EXERCISE BRIEF
If a line of the data below holds the string "Periodik", copy it.

Saved data entries:
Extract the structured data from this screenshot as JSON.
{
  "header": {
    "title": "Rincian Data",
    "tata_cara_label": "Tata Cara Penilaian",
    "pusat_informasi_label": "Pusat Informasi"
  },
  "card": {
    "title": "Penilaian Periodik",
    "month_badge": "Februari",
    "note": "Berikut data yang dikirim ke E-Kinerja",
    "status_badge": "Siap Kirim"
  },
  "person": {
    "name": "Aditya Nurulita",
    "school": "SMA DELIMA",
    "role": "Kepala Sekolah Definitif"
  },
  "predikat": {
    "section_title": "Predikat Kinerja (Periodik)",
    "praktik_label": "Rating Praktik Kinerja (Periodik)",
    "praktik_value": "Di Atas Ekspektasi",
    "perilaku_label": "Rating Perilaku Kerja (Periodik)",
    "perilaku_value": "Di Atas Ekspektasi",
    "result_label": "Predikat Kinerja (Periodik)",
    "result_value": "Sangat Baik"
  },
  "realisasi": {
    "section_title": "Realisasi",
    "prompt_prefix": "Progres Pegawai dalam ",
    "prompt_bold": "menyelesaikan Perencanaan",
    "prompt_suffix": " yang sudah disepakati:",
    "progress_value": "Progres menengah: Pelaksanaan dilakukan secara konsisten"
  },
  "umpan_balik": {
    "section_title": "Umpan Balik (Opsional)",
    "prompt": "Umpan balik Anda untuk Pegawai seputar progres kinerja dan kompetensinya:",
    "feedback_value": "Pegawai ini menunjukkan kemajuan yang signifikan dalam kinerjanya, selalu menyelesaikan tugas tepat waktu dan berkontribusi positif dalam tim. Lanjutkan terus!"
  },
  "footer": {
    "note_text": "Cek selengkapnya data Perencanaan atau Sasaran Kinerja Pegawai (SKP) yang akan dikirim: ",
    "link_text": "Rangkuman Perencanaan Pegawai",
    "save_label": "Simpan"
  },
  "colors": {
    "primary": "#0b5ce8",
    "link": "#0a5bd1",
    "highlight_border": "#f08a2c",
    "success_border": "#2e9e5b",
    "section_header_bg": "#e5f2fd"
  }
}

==

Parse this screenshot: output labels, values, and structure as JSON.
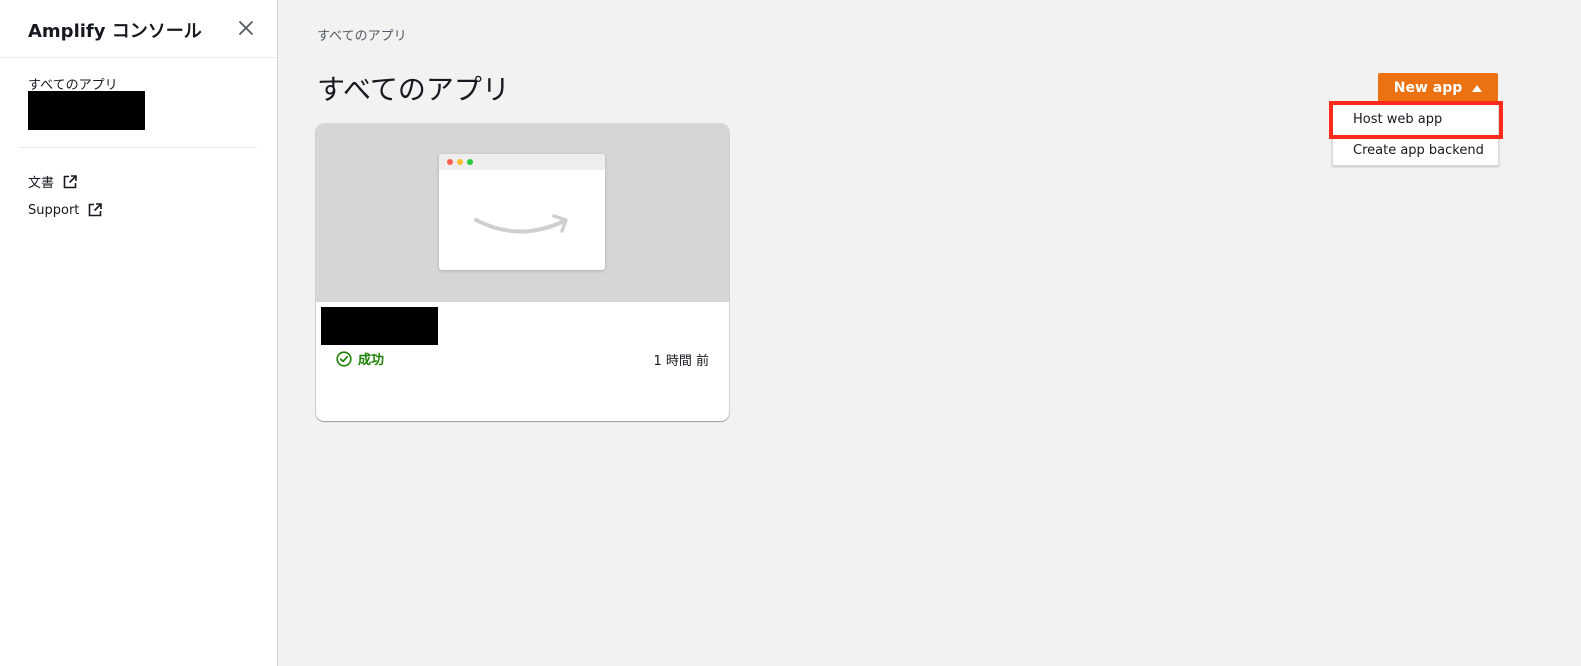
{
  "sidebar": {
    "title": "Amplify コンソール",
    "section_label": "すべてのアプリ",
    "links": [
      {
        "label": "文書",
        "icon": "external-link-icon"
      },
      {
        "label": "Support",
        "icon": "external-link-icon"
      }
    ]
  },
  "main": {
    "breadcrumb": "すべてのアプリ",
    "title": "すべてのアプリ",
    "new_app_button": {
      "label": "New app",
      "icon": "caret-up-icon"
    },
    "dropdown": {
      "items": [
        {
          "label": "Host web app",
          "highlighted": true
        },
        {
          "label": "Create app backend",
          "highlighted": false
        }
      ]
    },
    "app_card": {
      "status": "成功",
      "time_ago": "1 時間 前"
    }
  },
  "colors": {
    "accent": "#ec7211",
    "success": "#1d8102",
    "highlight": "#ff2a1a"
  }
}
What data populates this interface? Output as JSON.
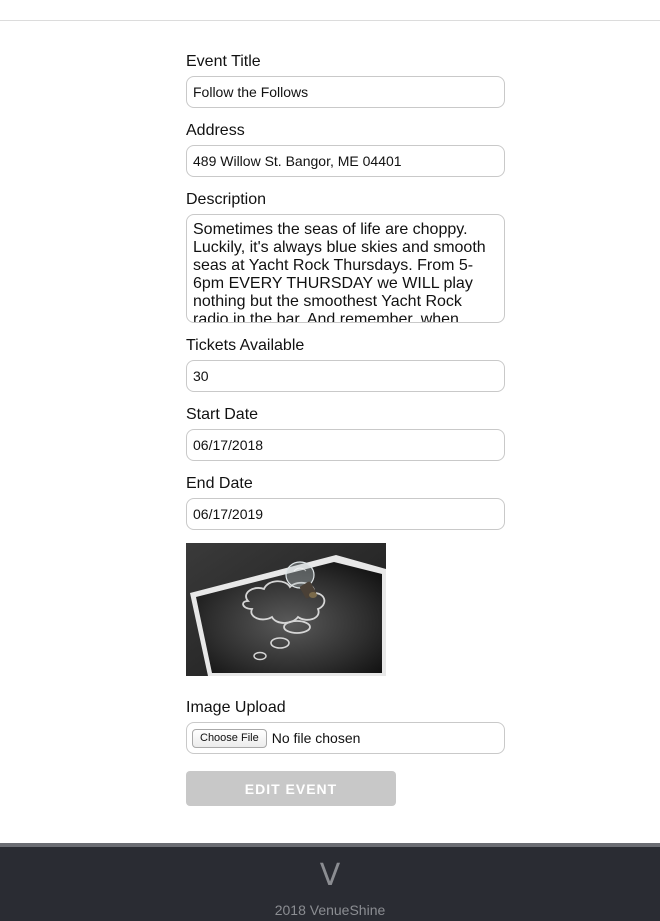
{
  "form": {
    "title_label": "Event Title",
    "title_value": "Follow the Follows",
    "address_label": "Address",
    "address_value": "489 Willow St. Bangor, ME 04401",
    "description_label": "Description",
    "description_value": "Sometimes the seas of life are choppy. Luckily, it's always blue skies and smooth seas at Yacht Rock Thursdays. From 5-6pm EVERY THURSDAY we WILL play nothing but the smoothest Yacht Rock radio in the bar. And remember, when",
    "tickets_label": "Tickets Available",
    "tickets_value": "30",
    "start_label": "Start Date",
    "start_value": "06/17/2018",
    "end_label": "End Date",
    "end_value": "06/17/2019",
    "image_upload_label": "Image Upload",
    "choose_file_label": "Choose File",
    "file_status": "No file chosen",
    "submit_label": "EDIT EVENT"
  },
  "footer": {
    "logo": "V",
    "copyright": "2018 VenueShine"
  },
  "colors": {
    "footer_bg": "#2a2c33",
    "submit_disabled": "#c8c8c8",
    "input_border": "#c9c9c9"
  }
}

RESULT OF THE EXERCISE
    "title": "Penilaian Periodik",
    "section_title": "Predikat Kinerja (Periodik)",
    "praktik_label": "Rating Praktik Kinerja (Periodik)",
    "perilaku_label": "Rating Perilaku Kerja (Periodik)",
    "result_label": "Predikat Kinerja (Periodik)",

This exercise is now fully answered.